(thinking) and social
changes that people go through from conception onwards.
Beginning of Developmental Psychology as a Field of
Interest in the development of
children became popular in the nineteenth century,
during the industrialization of Europe and North America. At this
time, people's lives could be divided into periods - childhood
and adulthood. As well, schooling became popular. At first, child
psychologists looked at issues such as the labor force and studied
items such as the acceptable time per day that a child could work
without damaging themselves. This sort of data was used to clarify
basic questions about human development
and how to study it. In the late nineteenth century, child psychology
became an institutionalized research and practice.
The core concern of child psychologists
is the steps of development that children go through. There are
three fundamental questions that psychologists ask about the process
1) Continuity: Psychologists are interested
in whether development of children is a gradual process of change,
or if it is made up of periods of rapid change and the sudden
onset of new thoughts and behaviors.
2) Sources of development: Psychologists
are interested in what parts of development are influenced by
genes and what parts are influenced from the environment
within which the child grows up.
3) Individual differences: Psychologists
are interested in how people differ and how they come to develop
the characteristics that make them unique.
Nature vs. Nurture:
For years, there has existed a debate
about whether nature (biology/genetic make-up) has a predominant
role in child
development or whether the nurture (the environment in which
the child grows up) does. Nature refers to the inherited biological
characteristics of an individual, such as their genes. Nurture
refers to the influences in the environment that affect
a child, such as the social environment of their family and their
school. Modern psychologists suggest that we cannot look at these
things exclusively. Both nature influences how one perceives the
environment and vice versa.
There are four major ways that
psychologists approach child development.

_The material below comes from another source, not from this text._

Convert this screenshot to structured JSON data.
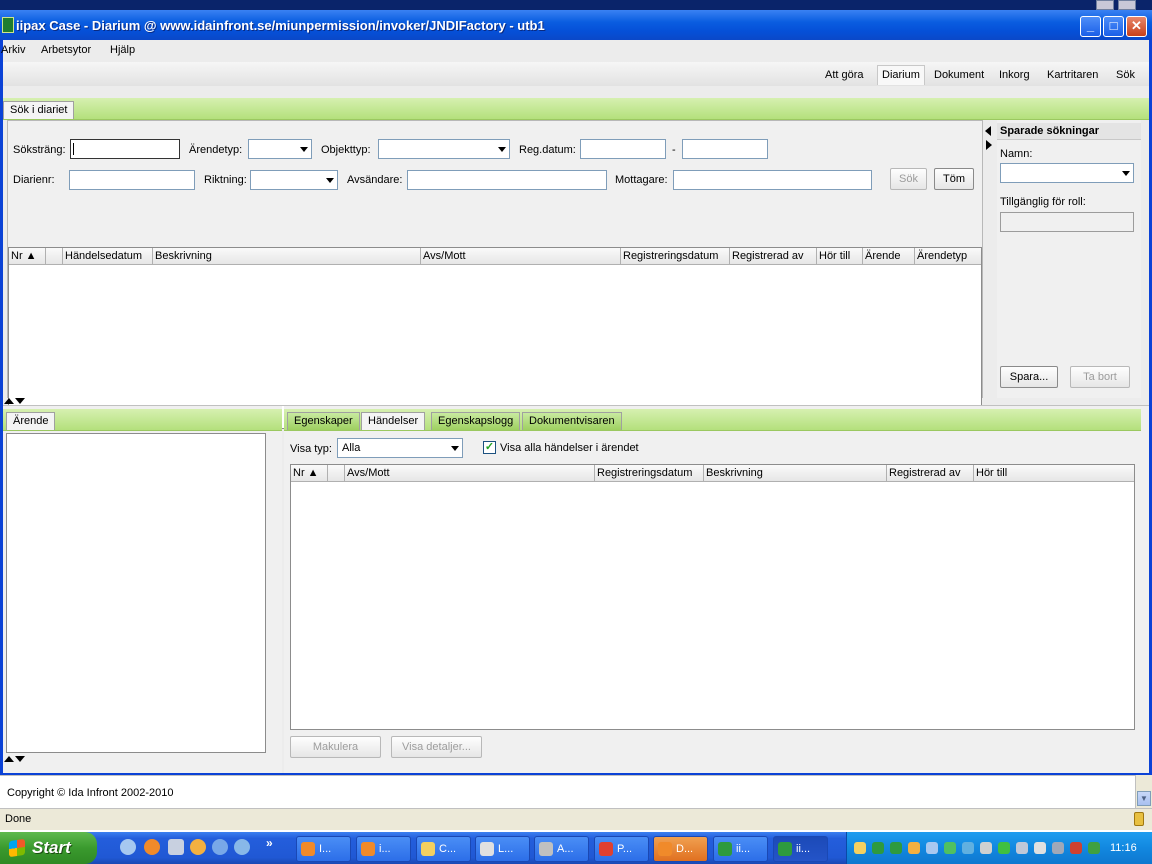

These are:
1) The Biological Maturation Framework:
According to this framework, the sources of development
are biological, coming from things that have been inherited from
parents and that exist in the child's genetic make-up.
2) The Environmental Learning Framework: According
to this framework, development occurs and is influenced from outside
factors, coming from the child's environment.
3) The Constructivist Framework:
This viewpoint considers both environment and biological influences
that are working together in the child's development.
4) The Cultural-Context framework: This framework
sees both the importance of biological and of environmental factors,
and also looks at how these interact within a certain culture.
of Children & Teens